Surgical Treatment. If the meniscus tear is severe or if conservative treatment does not produce the desired results, surgery may be required. Several surgical procedures are used to treat meniscus tears, most of which are done arthroscopically.

  • Meniscectomy, a term that means excision, or trimming, of the meniscus. There are two types of meniscectomy:
    • Partial Meniscectomy: The surgeon trims away the damaged portion of the meniscus, leaving as much healthy tissue intact as possible. This is the most common surgical treatment for a torn meniscus. Patients can typically return to sports and other physically demanding activities within six to eight weeks of a partial meniscectomy with proper physical therapy after surgery.

    • Total or subtotal Meniscectomy: The surgeon removes the entire meniscus or most of it. Whenever possible, partial meniscectomy is preferred to total meniscectomy because removal of the entire meniscus elevates the risk of developing osteoarthritis. Sometimes, however, a total or subtotal meniscectomy is the best or only option when the meniscus tear is large and unrepairable.
  • Meniscal Repair. In this procedure, the surgeon stitches the torn meniscus together. It is more commonly used in younger patients in which the torn meniscus tissue is in good condition and the tear is a “clean” (not shredded) pattern and close to the blood supply, which will allow the meniscus to heal. Repairs may be performed “all inside” with small meniscus repair devices to pull the tear together, or “inside out,” in which sutures are passed across the tear and through the knee joint capsule and then tied through an incision next to the tear (usually for larger meniscus tears). Full recovery from meniscal repair surgery can take four to six months based on the tear pattern, the patient’s baseline activity level, and his or her level of dedication to physical therapy.
  • Meniscal Transplantation. People under the age of 50 who have a damaged meniscus that needs to be completely removed or who have previously had their meniscus removed via a total meniscectomy may be candidates for meniscal transplantation. In this procedure, a surgeon inserts a meniscus from a cadaver (a donor) into the patient’s knee joint. (The donor meniscus has to be matched to the patient’s knee prior to surgery based on measurements from their knee MRI.) The donor meniscus provides shock absorption in the knee and may help prevent the development of osteoarthritis in younger patients who lack a meniscus. In patients who have undergone ACL reconstruction surgery, the medial (inside) meniscus is a very important structure to protect the ACL graft. Occasionally, surgeons will perform an ACL reconstruction or revision (re-do) ACL reconstruction in combination with medial meniscus transplantation to protect the ACL graft and prevent ACL graft overload.
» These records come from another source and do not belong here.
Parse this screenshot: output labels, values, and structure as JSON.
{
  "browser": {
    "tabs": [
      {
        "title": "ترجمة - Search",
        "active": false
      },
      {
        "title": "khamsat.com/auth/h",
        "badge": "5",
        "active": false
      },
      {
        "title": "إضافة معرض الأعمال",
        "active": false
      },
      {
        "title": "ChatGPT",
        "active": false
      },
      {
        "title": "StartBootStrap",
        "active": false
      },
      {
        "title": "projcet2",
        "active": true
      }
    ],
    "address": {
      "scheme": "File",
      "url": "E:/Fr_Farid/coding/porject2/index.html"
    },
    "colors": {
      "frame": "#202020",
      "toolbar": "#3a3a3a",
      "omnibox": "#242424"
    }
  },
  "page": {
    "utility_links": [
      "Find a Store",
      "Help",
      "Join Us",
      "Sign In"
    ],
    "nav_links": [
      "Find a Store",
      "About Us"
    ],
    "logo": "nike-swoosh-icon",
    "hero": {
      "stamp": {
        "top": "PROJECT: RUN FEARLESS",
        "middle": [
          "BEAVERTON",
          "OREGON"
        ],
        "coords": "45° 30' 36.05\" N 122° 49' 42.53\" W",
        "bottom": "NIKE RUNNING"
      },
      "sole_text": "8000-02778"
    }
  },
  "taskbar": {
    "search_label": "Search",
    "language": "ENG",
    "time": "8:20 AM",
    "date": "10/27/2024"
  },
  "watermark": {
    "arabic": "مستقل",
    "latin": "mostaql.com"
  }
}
What is the outlook for people with meniscus tears?

In general, with proper treatment and rehabilitation, people who experience meniscus tears, especially older patients, are often able to go back to their normal activities. Still, meniscus tears may increase the risk of developing osteoarthritis, and if left untreated, they can worsen over time.  
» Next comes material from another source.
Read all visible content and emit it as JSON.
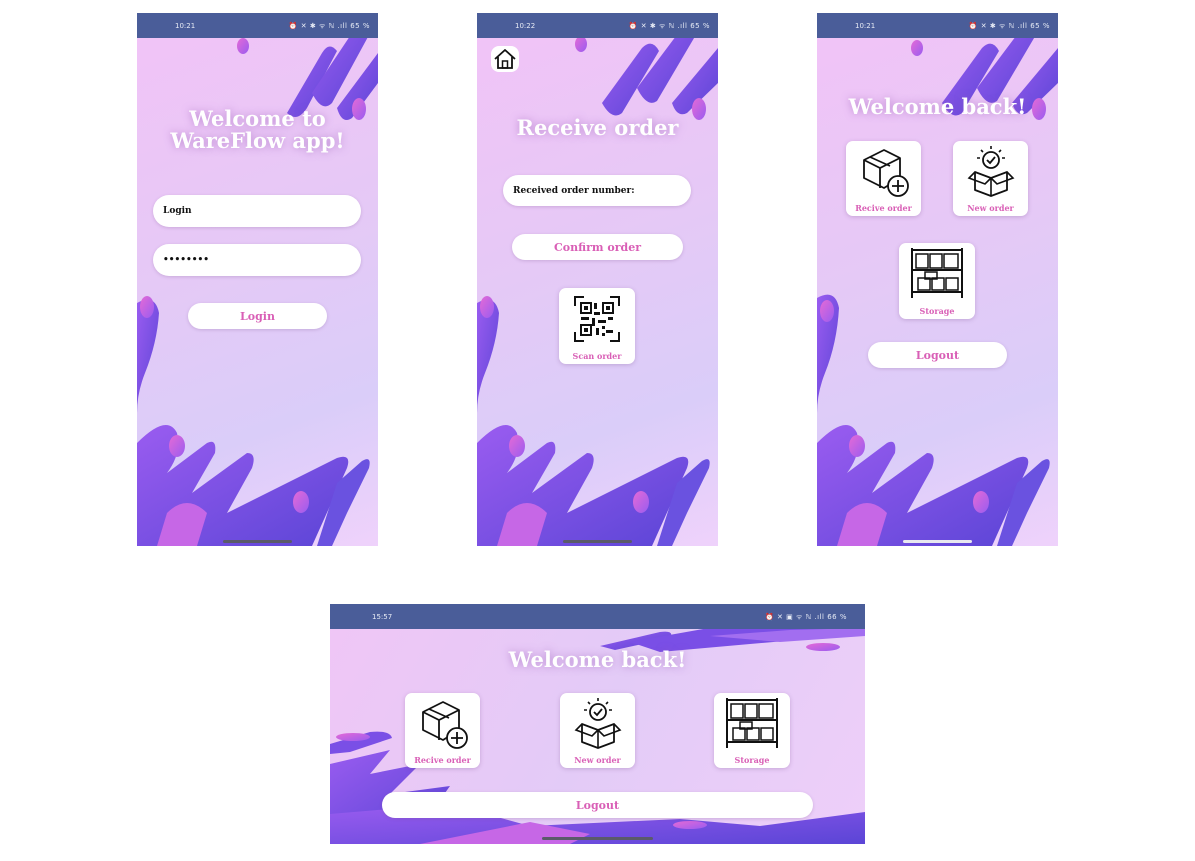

However, although meniscectomy is likely to remove pain and "catching" symptoms in an active patient, there is no guarantee that they will not develop osteoarthritis over time due to the loss of some of the shock-absorbing property of the meniscus due to partial removal.

What makes Yale Medicine’s approach to meniscus tears unique?

“At Yale Sports Medicine, our surgeons will assess each patient’s history, activity level, knee injury, and activity goals in order to advise them on an individualized treatment plan. Our goal is to treat the patient—not their MRI—and to suggest the best treatment option to allow them to return to their desired activity level while aiming to protect their long-term knee health in the best way possible,” says Dr. Allen. “Whether this means recommending non-operative treatment with physical therapy and cortisone injection, performing a meniscus trimming or repair, or surgically inserting a meniscus transplant of the medial or lateral meniscus, our Sports Medicine surgeons have the skills and expertise to advise and treat patients with these goals in mind.”